Western Washington University students gathered in Red Square on May 2 to participate in the Fossil Freedom Day of Action, a national movement that encourages universities to divest in fossil fuels.
Coal, gas and oil are fossil fuels created from the organic remains of prehistoric plants and animals. When burned, their high carbon concentration pollutes the air, adds to the greenhouse effect and warms the Earth, according to the Washington State Department of Ecology website.
The Western Foundation, an organization that invests donations into companies. The money produced is then used for scholarships, said Patrick Stickney, Associated Students presidential candidate .
The divestment campaign is meant to challenge the Western Foundation's investment in fossil fuels, Stickney said. The point is to urge the foundation to invest in things other than fossil fuels.
Western senior and rally participant Eddy Ury said Western is in a good place to become the first public university to commit to divestment in fossil fuels in the U.S.
“[That] could potentially put Western in national news,” Ury said. “It’s the biggest student campaign to come around in decades.”
Ury and other campaign activists think it is possible the recognition could attract more donors to the foundation, he said.
“It’s going to be a great pitch for the school to put on their portfolio and website,” he said.
Ury said he attended a national center for the campaign at Swarthmore College in February, where delegates from 77 American and Canadian universities discussed and organized the day of action, he said.
“We decided to make [the] orange patch the national solidarity symbol for divestment,” Ury said. “This is a new movement representing the [union] of a number economic issues and social justice.”
Universities from all over the country planned to take part in the May 2 day of action, including Stanford, Davidson College in North Carolina and the University of Kansas, according to the website. Seattle University was the only other Washington school that posted a day of action event on the map provided by the website.
Western sophomore Andrew Eckels said he sees divestment as a larger movement to address climate change, and said it’s a great way for students to get involved.
Eckels said he also sees conflict between Western’s reputation for being green and the university’s continued investment in fossil fuels.

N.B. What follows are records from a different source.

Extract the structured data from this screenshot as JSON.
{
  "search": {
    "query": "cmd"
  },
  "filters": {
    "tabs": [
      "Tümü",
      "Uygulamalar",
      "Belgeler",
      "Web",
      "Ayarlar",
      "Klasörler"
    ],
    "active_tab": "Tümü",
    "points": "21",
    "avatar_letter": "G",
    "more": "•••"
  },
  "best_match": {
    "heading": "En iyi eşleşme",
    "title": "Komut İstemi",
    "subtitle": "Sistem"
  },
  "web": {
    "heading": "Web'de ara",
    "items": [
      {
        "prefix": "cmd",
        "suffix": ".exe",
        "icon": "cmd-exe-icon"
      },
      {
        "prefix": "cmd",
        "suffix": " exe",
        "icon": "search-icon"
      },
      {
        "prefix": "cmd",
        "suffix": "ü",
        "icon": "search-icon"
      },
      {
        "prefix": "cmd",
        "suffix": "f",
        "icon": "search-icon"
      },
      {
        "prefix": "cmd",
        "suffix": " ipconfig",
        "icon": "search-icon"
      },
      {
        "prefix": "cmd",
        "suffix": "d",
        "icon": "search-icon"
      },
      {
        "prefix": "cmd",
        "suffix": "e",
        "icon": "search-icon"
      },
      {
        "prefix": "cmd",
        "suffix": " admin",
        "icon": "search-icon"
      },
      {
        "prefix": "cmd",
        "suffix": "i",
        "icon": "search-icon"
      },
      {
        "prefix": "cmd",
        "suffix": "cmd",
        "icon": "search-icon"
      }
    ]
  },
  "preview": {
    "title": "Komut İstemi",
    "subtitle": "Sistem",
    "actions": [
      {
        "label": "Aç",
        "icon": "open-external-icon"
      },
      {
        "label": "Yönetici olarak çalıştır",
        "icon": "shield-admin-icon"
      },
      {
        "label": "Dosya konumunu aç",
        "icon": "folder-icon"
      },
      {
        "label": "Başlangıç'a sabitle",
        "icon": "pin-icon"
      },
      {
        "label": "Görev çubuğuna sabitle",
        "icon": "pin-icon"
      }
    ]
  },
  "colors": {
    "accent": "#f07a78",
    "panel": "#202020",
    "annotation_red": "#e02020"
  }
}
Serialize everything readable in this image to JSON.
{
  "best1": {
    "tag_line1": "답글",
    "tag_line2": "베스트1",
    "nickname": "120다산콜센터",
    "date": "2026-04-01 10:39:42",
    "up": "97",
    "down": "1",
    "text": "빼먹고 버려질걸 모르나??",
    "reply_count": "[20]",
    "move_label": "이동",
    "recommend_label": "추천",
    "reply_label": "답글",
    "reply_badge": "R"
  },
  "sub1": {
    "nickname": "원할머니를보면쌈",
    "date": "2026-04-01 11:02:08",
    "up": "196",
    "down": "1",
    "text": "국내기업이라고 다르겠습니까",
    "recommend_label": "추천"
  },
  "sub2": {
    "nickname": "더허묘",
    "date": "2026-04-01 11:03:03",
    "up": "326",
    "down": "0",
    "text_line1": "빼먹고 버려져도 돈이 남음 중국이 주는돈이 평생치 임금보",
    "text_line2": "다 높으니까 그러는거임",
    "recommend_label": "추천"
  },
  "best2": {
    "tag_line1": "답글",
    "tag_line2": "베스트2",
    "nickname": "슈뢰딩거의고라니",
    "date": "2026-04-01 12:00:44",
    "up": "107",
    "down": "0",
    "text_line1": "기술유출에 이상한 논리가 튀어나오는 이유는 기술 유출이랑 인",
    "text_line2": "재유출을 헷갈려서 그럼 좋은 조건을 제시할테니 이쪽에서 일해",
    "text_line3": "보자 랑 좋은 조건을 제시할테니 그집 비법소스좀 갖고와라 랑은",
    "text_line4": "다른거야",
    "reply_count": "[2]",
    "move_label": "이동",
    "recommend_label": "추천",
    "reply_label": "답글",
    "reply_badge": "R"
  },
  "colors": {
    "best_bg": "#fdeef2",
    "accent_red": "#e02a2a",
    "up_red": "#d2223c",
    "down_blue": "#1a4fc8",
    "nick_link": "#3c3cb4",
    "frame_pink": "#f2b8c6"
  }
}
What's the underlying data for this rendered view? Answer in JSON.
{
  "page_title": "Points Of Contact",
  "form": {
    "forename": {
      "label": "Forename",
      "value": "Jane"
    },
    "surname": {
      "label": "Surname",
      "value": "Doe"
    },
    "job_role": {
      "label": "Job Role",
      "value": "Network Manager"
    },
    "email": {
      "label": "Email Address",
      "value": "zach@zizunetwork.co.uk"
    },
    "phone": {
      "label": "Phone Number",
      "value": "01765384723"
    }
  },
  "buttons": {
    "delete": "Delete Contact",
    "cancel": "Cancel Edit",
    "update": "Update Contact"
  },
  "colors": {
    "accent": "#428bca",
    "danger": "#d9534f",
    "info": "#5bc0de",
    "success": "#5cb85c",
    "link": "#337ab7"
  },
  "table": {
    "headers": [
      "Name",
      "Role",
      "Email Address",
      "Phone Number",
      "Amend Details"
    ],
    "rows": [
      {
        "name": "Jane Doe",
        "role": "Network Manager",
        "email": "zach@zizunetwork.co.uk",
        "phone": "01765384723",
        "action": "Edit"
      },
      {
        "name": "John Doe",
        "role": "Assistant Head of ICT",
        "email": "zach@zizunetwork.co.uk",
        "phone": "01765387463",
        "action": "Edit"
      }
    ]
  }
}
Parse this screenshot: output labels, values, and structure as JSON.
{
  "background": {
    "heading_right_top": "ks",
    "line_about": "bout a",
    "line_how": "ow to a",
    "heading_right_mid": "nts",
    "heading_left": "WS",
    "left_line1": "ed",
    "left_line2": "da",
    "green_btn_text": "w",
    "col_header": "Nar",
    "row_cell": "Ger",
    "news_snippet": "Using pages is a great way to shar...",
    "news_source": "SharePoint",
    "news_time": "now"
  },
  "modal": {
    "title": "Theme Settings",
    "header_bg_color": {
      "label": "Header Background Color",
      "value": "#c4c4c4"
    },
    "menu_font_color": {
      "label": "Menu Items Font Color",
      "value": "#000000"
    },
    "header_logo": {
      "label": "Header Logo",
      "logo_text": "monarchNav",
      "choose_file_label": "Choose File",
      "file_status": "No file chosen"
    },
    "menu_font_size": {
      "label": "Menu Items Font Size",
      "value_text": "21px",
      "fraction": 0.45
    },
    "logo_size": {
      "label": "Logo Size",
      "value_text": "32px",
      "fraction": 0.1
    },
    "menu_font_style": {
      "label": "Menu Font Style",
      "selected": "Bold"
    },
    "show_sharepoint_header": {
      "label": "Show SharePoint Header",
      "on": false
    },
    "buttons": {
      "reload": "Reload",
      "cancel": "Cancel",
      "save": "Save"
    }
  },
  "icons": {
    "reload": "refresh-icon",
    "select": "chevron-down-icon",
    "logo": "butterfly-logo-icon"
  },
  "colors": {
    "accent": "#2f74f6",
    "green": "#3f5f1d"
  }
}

“It’s hypocritical for a university to claim to be green and be profiting from the industries that are inherently unsustainable,” Eckels said.